• [ASSIGNMENT]: Lines containing the string "value": how many are there below? Answer with the number only.

• [SUPPLIED INFORMATION]:
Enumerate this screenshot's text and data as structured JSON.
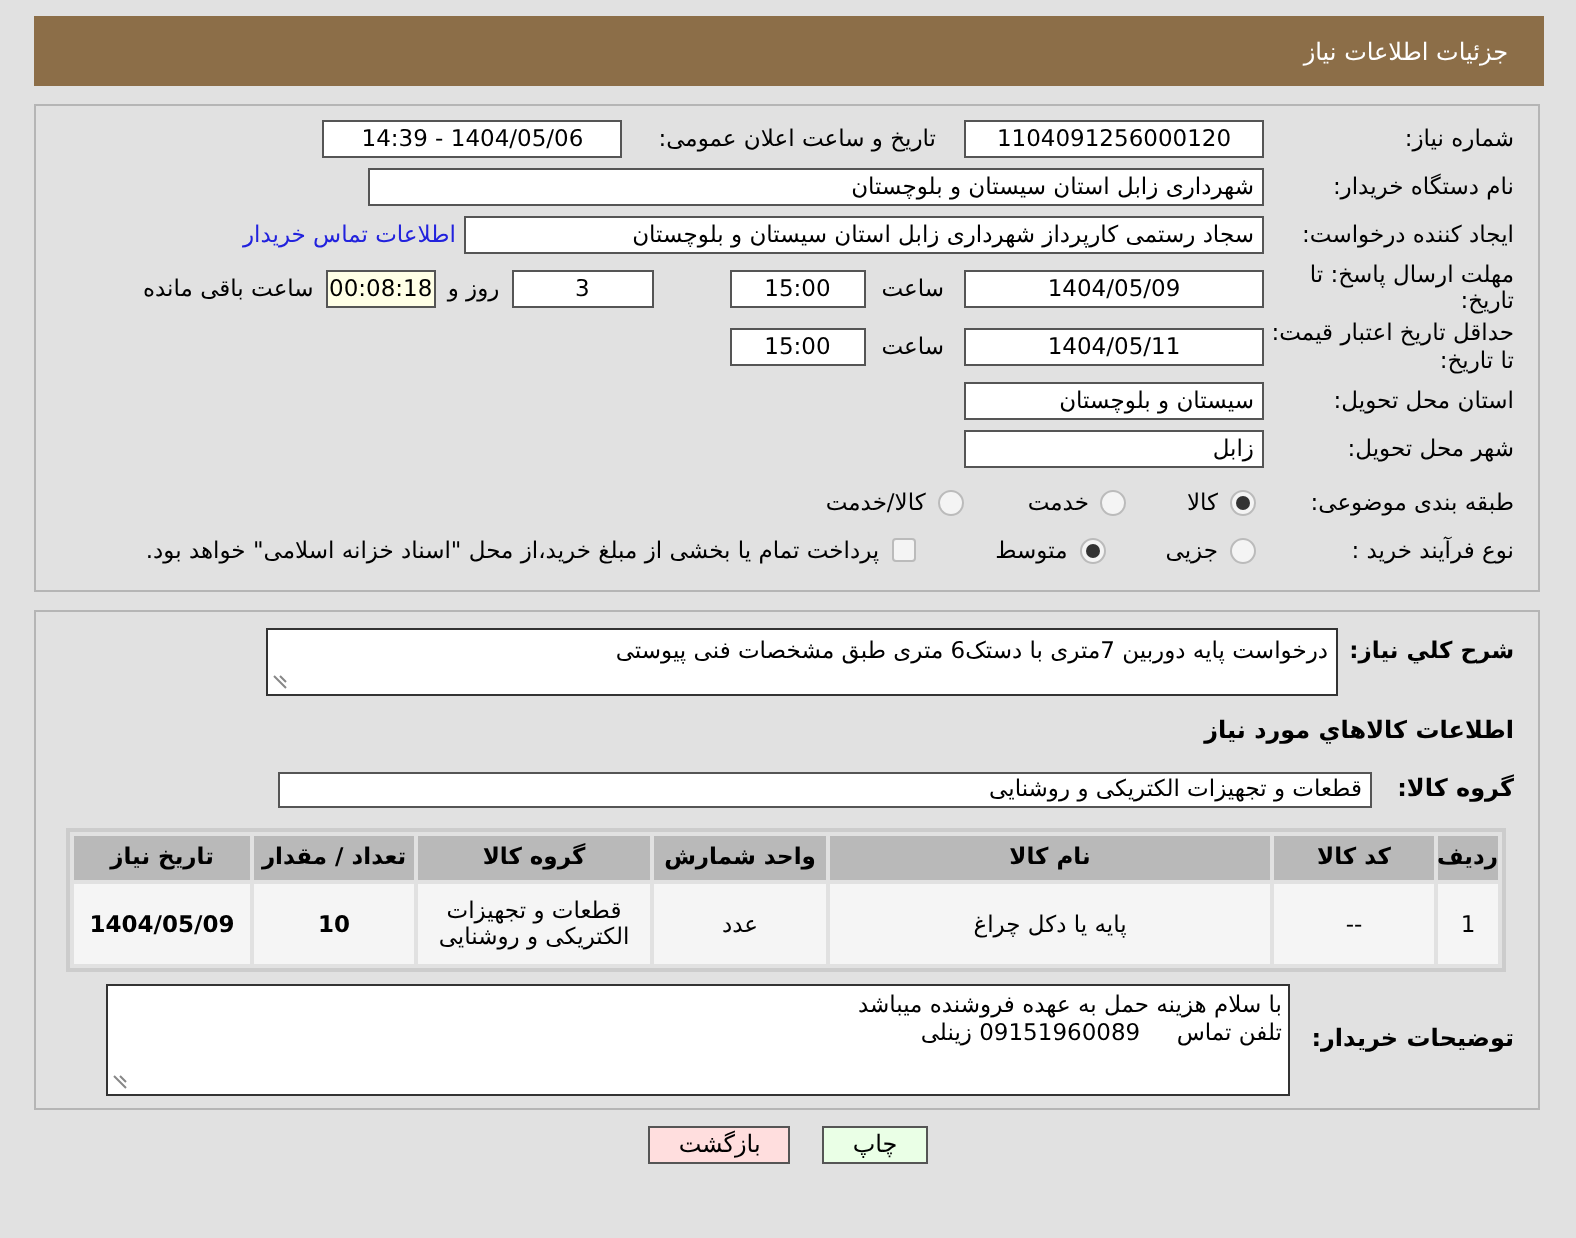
{
  "header": {
    "title": "جزئیات اطلاعات نیاز"
  },
  "need_number": {
    "label": "شماره نیاز:",
    "value": "1104091256000120"
  },
  "announce": {
    "label": "تاریخ و ساعت اعلان عمومی:",
    "value": "1404/05/06 - 14:39"
  },
  "buyer_org": {
    "label": "نام دستگاه خریدار:",
    "value": "شهرداری زابل استان سیستان و بلوچستان"
  },
  "requester": {
    "label": "ایجاد کننده درخواست:",
    "value": "سجاد رستمی کارپرداز شهرداری زابل استان سیستان و بلوچستان",
    "link": "اطلاعات تماس خریدار"
  },
  "deadline": {
    "label": "مهلت ارسال پاسخ: تا تاریخ:",
    "date": "1404/05/09",
    "time_label": "ساعت",
    "time": "15:00",
    "days": "3",
    "days_label": "روز و",
    "remaining": "00:08:18",
    "remaining_label": "ساعت باقی مانده"
  },
  "validity": {
    "label": "حداقل تاریخ اعتبار قیمت: تا تاریخ:",
    "date": "1404/05/11",
    "time_label": "ساعت",
    "time": "15:00"
  },
  "province": {
    "label": "استان محل تحویل:",
    "value": "سیستان و بلوچستان"
  },
  "city": {
    "label": "شهر محل تحویل:",
    "value": "زابل"
  },
  "category": {
    "label": "طبقه بندی موضوعی:",
    "options": [
      {
        "label": "کالا",
        "selected": true
      },
      {
        "label": "خدمت",
        "selected": false
      },
      {
        "label": "کالا/خدمت",
        "selected": false
      }
    ]
  },
  "process": {
    "label": "نوع فرآیند خرید :",
    "options": [
      {
        "label": "جزیی",
        "selected": false
      },
      {
        "label": "متوسط",
        "selected": true
      }
    ],
    "payment": {
      "label": "پرداخت تمام یا بخشی از مبلغ خرید،از محل \"اسناد خزانه اسلامی\" خواهد بود.",
      "checked": false
    }
  },
  "description": {
    "label": "شرح كلي نياز:",
    "value": "درخواست پایه دوربین 7متری با دستک6 متری طبق مشخصات فنی پیوستی"
  },
  "goods_title": "اطلاعات كالاهاي مورد نياز",
  "goods_group": {
    "label": "گروه كالا:",
    "value": "قطعات و تجهیزات الکتریکی و روشنایی"
  },
  "table": {
    "columns": [
      "ردیف",
      "کد کالا",
      "نام کالا",
      "واحد شمارش",
      "گروه کالا",
      "تعداد / مقدار",
      "تاریخ نیاز"
    ],
    "rows": [
      [
        "1",
        "--",
        "پایه یا دکل چراغ",
        "عدد",
        "قطعات و تجهیزات الکتریکی و روشنایی",
        "10",
        "1404/05/09"
      ]
    ]
  },
  "buyer_notes": {
    "label": "توضیحات خریدار:",
    "lines": [
      "با سلام هزینه حمل به عهده فروشنده میباشد",
      "تلفن تماس     09151960089 زینلی"
    ]
  },
  "buttons": [
    {
      "label": "چاپ",
      "kind": "print"
    },
    {
      "label": "بازگشت",
      "kind": "back"
    }
  ]
}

• [EXERCISE OUTPUT]: 8